When you find out your parent has cancer (or there was a change in the chemotherapy, chemotherapies aren’t working, your parents’ life is coming to an end, etc.) it is natural to feel unbelievably tired. The day I found out my dad was dying I cried so much and my head was throbbing a ridiculous amount. I fell asleep really quickly but I had a very hard time staying asleep. I probably woke up every single hour. I ended up waking up every hour when my dad was on Hospice Care. I also woke up multiple times when my dad was sick and an excessive amount the few days after a chemotherapy cycle. I still wake up every single hour while coping with my father’s death. I feel so tired during the day and I am always lacking energy now. All I want to do is sit around and have a pretend conversation about my dad.

But then, I had a realization. I seriously needed to get my life together. I started trying a lot of things to make me tired during the day and relaxed at night leading to a good nights’ sleep.

I started having tea after dinner to help me relax. (Obviously the tea is decaffeinated) I still have my tea and I love it! I usually have the Chamomile tea (Sleep Time Tea) from Trader Joe’s or the decaffeinated tea from the brand, “Mighty Leaf”. Mighty Leaf has delicious flavors like Organic African Nectar, my favorite! The two weeks after my dad passed away consisted of spending time with family and listening to everyone give their condolences (which is very tiring). I started going back to school which was also very draining for me because I had so much make up work. Going to school also took out all of the energy in my body to fake my smile and pretend I was okay considering not a single person understood my pain. Summer came around and there were enough house errands and family members to see to exhaust me. The days I had nothing to do, I found a hobby, like practicing an instrument or exercising.
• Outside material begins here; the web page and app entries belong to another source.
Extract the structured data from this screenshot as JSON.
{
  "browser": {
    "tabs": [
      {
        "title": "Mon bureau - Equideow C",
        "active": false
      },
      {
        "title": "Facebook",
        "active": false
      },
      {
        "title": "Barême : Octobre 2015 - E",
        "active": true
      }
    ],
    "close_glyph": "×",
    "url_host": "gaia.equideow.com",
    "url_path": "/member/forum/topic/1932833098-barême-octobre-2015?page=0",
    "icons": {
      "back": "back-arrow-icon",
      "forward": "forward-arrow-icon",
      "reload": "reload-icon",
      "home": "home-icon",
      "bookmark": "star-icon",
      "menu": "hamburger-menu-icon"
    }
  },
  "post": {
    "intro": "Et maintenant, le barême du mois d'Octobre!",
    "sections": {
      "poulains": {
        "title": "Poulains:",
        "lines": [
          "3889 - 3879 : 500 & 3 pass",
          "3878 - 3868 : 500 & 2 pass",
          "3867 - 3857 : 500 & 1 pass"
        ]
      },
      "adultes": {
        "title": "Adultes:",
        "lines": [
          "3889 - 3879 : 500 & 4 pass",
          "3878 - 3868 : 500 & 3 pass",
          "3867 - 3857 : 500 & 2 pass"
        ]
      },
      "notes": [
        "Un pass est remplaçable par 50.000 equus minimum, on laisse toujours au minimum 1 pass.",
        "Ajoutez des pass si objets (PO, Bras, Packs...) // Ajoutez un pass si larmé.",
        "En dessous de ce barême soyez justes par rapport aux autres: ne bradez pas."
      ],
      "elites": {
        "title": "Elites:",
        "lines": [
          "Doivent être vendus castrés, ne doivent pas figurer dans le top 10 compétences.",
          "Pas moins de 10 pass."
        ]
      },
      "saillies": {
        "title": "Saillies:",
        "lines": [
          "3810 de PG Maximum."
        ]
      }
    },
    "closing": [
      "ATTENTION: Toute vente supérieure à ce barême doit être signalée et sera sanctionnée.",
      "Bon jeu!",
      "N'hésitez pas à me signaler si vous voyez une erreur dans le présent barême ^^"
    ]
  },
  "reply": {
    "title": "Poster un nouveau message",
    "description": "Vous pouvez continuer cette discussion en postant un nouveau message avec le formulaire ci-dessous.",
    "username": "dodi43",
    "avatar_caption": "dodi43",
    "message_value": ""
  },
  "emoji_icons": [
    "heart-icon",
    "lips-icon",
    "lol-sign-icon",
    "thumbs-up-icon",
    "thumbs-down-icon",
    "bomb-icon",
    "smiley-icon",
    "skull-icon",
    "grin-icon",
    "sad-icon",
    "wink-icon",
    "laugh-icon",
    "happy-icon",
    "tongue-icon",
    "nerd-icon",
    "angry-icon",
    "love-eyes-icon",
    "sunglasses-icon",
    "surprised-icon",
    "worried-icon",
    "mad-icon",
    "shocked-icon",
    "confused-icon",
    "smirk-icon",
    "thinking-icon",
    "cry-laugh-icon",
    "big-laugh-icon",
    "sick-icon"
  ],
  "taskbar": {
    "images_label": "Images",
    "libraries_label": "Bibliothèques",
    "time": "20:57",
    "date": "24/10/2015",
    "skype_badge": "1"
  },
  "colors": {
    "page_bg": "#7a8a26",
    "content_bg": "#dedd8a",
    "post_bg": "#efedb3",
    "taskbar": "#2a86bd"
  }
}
Sleeping the full 8-10 hours is part of being healthy and being kind to your body. If you’re having trouble sleeping at night and all you think about is your sick parent, take some time for yourself before you go to bed. Have a bubble bath. Maybe try some delicious tea. You could even do yoga or journal!

Remember you have the right to feel the way you feel. Having a parent with cancer is one of the hardest things to overcome. Don’t let your worries and concerns affect your sleep. It’s important to wake up refreshed (and be ready to deal with the new day’s emotions). It’s  vital to keep your body healthy when trying to make your parent’s body healthy. Never forget about yourself and your needs.

Coping Strategy #1

Journal!

Journaling (or keeping a diary) really does help anybody with any kind of problem. No matter how old you are too! Many people don’t feel comfortable talking to others about their problems so this is a proactive way to cope with your feelings while respecting your privacy of keeping it to yourself. Journaling really does help manage stress and heal negative feelings. Once you have one idea going it is easy to keep on writing! Journaling also decreases the risk of asthma and arthritis, while improving cognitive function and the immune system! Drawing pictures in a journal also significantly helps. Take a quick five minutes out of your day to journal! One could even do five minutes of journaling every few days and it will still help manage your stress and cope with your feelings.